At the end of 2010 the Ministry of Social Affairs and Services (MSAS) agreed to adopt the program and to ensure sustainability and broader implementation in collaboration with other ministries and local authorities.
The Myers-JDC-Brookdale Institute evaluated the program’s adoption and dissemination some two years after the transfer. There were by then some 40 groups with 1,300 participants. The program was implemented by the Israel Association of Community Centers with the professional support of JDC-TEVET. The evaluation included interviews with the primary partners in implementing the program at the national and local levels and the outcomes of the program were examined utilizing the program's computerized database

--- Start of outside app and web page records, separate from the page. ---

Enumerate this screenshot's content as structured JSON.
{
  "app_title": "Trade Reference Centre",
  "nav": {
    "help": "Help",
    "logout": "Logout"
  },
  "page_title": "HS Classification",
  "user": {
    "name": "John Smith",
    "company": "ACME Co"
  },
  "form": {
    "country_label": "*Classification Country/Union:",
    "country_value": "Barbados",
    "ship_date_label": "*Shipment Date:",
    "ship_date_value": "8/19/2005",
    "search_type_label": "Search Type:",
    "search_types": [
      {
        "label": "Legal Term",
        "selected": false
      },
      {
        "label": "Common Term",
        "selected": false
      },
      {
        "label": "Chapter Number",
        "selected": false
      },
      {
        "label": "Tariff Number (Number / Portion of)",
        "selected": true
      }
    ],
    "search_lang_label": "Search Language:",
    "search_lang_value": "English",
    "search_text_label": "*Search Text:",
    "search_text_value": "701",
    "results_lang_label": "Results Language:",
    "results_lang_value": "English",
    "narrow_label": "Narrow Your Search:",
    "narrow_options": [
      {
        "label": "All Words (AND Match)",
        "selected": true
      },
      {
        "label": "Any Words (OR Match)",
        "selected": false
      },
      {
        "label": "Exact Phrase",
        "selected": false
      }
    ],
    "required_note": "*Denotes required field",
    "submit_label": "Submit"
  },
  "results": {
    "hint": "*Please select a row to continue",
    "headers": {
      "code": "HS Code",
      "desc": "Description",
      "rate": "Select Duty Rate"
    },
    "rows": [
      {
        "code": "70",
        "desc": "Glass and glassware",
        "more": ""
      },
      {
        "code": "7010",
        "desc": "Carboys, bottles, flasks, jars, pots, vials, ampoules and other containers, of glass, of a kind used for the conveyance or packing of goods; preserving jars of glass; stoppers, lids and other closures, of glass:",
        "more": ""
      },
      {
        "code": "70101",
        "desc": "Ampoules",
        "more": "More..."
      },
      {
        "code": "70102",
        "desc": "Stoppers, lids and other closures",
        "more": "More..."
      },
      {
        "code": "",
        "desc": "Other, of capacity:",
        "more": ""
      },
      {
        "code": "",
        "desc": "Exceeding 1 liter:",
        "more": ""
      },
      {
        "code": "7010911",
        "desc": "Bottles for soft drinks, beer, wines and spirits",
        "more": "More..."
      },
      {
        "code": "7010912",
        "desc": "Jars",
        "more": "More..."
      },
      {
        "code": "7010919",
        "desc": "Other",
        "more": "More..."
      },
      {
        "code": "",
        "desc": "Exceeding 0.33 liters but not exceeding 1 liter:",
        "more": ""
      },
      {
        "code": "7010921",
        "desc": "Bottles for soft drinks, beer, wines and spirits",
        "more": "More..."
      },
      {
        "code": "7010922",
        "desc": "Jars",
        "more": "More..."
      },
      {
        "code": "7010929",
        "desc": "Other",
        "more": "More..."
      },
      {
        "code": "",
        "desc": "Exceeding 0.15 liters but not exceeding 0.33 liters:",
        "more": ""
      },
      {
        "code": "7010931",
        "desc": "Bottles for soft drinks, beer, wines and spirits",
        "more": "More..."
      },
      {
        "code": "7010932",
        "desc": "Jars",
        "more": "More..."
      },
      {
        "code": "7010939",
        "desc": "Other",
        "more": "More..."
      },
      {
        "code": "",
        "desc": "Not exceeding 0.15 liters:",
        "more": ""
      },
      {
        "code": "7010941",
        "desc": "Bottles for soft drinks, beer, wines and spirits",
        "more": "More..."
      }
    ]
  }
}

The study examined the program's implementation on three levels:
The extent of implementation of the components of the program the changes that occurred, and the reasons.
Organizational sustainability –the steps taken to ensure sustainability at the National and local level and the formalization and anchorage in social work regulations
Extent – changes in the extent of program implementation and the reasons.
The study showed that since the transfer of the program, the ministry has taken a number of steps that the literature identifies as encouraging successful sustainability: assigning clear responsibility for the program in MSAS, developing and training program staff, solidifying the funding base and developing collaboration with other government agencies. However, the study reveals that the process of assimilation of the program at MSAS, at both national and local levels is not yet complete.
The study highlighted the following issues as deserving attention in furthering the process:
Strengthening the position of the MSAS as the leader of the program relative to the implementing organization in the field and the JDC.
Creating structured mechanisms for program sustainability in the local social service departments
Preserving the programmatic knowledge in the ministry to avoid interruptions due to changes in the implementing organization
Clarifying the professional support of JDC-TEVET and its involvement in further model development
The findings have been presented to the ministry and all the partners and are being used to strengthen the process. The study has broader implication because it represents one of the few studies that has examined processes of transfer and sustainability.